Carol J. (Isle, MN)
What a great adventure! A well told, exciting historical novel. Ms. Birch brings the reader right along on all of Jaffy's adventures. She skillfully gives the reader a glimpse of the lives of seafarers in the 19th century. Plus, the added dimension of fantasy with the discovery of the dragon. A very delightful book. Would be a fun bookclub discussion.
Mark O. (Wenatchee, WA)
Jamrach’s Menagerie is a legitimate heir of Dickens. Jaffee Brown, a young boy, is growing up in a squalid part of Victorian London, where children have early-onset adulthood. The weird luck of being carried about in the jaws of an escaped tiger leads to a job at the exotic animal emporium of the book’s title and a berth on a whaling ship. The real quest of the voyage is to capture a then-rumored, now zoo-housed beast.
Elinor S. (Naples, FL)
This is a book of the senses. We hear, taste, feel, and especially smell Jaffee’s unpasteurized life. This is certainly a coming-of-age story but the growing-up is via the fast-track of gruesome ordeal. The book might carry a warning label for squeamish readers.
We could learn from this book that getting through the hardest bits of life might be luck or grace. Either way, the job of a survivor is to create sanctuary.
I felt that the book was very realistic (in spite of the dragon). Descriptively, so realistic, it made me uncomfortable. I like to learn from a book. I felt my knowledge of sailing in the 19 century was increased, however the later subject matter (cannibalism) made me sick. I'm not sure to what audience this would appeal.
Lisa B. (Denton, TX)
The haunting cost of friendship
I have been wanting to read a book by Carol Birch for a long time and was excited when I learned she would have her newest book released in the United States.
I enjoyed this book immensely and found it hard to put down. It read as if the main character, Jaffy Brown, was actually telling his story and I was with him in the streets of Wapping and Radcliffe Highway, and out on on the open seas hunting whales. The reason for 4, rather than 5 stars is because the second section of the book was too realistic and hard to read for me.

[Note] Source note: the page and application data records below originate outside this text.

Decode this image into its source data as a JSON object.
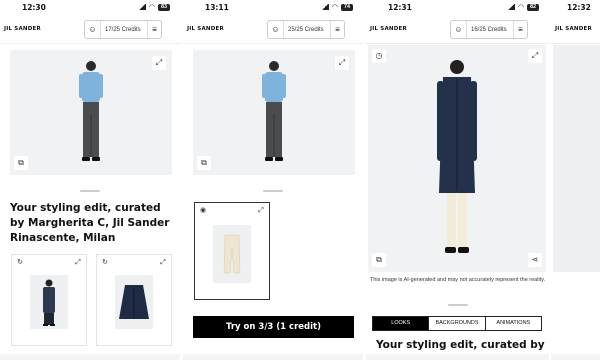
{
  "brand": "JIL SANDER",
  "screens": [
    {
      "time": "12:30",
      "battery": "83",
      "credits": "17/25 Credits"
    },
    {
      "time": "13:11",
      "battery": "74",
      "credits": "25/25 Credits"
    },
    {
      "time": "12:31",
      "battery": "82",
      "credits": "16/25 Credits"
    },
    {
      "time": "12:32",
      "battery": "82",
      "credits": ""
    }
  ],
  "styling_title": "Your styling edit, curated by Margherita C, Jil Sander Rinascente, Milan",
  "styling_title_partial": "Your styling edit, curated by",
  "try_on_button": "Try on 3/3 (1 credit)",
  "disclaimer": "This image is AI-generated and may not accurately represent the reality.",
  "tabs": [
    "LOOKS",
    "BACKGROUNDS",
    "ANIMATIONS"
  ],
  "icons": {
    "expand": "⤢",
    "edit": "⧉",
    "refresh": "↻",
    "share": "⋖",
    "history": "◷",
    "bot": "☺",
    "menu": "≡"
  }
}
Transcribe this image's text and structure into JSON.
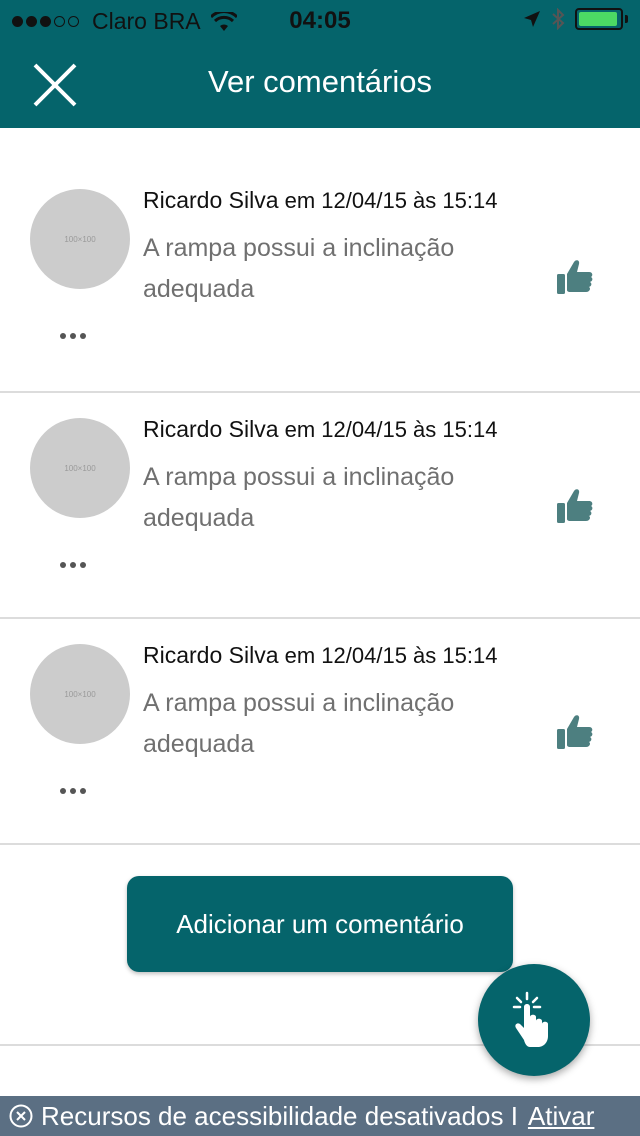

This reminds me of Dickensian tale, with touches of Life of Pi.